§ What the task asks:
The answer must be a single number: the count of lines in the listing that hold the string "JSON".

§ Data supplied:
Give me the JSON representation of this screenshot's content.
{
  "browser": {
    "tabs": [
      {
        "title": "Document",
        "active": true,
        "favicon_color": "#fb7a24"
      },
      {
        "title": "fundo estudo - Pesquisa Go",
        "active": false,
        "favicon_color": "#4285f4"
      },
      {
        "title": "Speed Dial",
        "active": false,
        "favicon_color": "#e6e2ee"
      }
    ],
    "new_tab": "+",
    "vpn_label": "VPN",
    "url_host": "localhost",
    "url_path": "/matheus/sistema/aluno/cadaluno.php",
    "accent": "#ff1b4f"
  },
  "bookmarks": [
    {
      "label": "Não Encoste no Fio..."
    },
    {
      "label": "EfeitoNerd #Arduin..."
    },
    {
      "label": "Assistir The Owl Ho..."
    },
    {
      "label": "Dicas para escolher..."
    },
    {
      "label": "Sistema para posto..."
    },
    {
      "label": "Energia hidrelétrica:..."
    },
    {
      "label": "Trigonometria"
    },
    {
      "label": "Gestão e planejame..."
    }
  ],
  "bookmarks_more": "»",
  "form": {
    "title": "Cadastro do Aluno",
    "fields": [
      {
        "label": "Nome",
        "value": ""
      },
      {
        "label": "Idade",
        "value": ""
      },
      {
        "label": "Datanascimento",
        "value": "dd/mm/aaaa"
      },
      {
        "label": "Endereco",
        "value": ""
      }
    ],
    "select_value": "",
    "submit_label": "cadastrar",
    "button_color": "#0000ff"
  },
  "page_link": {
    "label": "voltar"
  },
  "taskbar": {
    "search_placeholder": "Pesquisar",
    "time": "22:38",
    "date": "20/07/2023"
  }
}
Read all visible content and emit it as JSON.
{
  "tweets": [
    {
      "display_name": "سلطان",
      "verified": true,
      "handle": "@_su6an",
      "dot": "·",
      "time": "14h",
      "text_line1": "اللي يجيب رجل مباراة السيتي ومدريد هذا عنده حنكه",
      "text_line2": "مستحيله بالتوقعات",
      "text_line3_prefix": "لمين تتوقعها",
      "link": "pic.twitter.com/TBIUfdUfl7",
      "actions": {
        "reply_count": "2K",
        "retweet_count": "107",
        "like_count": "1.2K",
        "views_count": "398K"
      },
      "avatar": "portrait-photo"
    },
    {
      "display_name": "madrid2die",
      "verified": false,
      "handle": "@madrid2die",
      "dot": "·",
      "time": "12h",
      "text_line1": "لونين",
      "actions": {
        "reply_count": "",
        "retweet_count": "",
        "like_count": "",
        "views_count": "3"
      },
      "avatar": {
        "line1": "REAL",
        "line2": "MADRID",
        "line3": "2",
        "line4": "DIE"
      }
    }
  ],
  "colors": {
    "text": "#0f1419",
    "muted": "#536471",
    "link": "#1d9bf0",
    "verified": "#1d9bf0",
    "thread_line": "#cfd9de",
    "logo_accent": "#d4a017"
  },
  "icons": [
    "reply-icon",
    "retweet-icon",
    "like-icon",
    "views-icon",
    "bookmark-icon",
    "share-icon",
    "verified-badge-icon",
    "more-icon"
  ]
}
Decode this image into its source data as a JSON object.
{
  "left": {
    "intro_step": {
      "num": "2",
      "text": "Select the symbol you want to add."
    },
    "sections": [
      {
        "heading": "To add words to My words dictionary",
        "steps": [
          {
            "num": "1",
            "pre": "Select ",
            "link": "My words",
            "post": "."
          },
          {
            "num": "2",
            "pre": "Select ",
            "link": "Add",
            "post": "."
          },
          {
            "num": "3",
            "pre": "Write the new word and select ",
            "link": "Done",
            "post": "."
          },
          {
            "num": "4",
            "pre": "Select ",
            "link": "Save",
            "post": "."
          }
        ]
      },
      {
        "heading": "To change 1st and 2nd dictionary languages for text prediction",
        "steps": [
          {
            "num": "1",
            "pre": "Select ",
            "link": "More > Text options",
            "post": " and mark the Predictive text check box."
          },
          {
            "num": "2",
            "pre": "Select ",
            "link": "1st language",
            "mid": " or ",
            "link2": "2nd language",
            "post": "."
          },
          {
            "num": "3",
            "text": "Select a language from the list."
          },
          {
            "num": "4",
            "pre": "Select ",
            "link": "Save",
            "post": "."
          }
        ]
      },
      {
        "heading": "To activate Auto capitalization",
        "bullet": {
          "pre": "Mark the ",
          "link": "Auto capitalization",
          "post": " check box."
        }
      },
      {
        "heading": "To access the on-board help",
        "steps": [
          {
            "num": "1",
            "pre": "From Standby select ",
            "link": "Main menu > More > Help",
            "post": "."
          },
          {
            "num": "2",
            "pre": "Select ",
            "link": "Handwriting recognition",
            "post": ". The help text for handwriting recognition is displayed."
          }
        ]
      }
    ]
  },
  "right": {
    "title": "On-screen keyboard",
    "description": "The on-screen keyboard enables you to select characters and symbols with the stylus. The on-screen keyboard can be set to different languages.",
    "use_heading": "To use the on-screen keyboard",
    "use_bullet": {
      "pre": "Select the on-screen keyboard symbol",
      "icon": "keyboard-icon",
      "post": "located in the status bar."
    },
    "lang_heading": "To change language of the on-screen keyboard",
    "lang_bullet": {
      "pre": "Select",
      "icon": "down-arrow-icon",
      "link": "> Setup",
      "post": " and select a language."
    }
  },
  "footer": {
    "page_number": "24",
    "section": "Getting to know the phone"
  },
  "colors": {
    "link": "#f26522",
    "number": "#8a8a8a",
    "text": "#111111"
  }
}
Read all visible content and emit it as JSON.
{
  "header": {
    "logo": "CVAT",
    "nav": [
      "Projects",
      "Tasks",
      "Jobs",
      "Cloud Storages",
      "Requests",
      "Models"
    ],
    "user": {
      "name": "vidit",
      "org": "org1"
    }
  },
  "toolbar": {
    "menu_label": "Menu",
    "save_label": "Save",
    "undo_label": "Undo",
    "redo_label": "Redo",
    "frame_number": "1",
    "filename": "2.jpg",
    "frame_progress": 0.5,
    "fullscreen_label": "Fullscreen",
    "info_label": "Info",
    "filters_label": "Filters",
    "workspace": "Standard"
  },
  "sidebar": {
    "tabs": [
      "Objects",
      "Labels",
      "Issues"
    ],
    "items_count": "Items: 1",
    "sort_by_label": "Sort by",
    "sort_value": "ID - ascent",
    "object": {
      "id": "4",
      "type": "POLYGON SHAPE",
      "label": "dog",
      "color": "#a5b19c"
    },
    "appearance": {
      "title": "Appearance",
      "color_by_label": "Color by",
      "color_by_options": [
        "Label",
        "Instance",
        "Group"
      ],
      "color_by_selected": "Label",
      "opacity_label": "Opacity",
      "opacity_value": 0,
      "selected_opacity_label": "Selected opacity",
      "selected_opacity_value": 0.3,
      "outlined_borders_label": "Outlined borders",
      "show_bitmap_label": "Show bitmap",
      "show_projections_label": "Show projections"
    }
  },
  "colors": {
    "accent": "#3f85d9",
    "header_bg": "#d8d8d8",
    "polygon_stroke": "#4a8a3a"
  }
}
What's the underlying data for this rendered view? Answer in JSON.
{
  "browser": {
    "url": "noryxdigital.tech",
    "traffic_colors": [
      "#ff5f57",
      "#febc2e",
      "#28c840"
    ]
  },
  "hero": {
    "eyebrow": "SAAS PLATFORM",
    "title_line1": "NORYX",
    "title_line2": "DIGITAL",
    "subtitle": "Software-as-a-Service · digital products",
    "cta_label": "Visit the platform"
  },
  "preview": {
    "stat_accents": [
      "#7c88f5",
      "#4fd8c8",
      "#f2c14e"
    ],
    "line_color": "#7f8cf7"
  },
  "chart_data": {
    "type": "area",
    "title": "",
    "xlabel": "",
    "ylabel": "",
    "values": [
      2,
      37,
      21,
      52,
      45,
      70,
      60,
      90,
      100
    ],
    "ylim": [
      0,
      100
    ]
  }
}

§ Task response:
5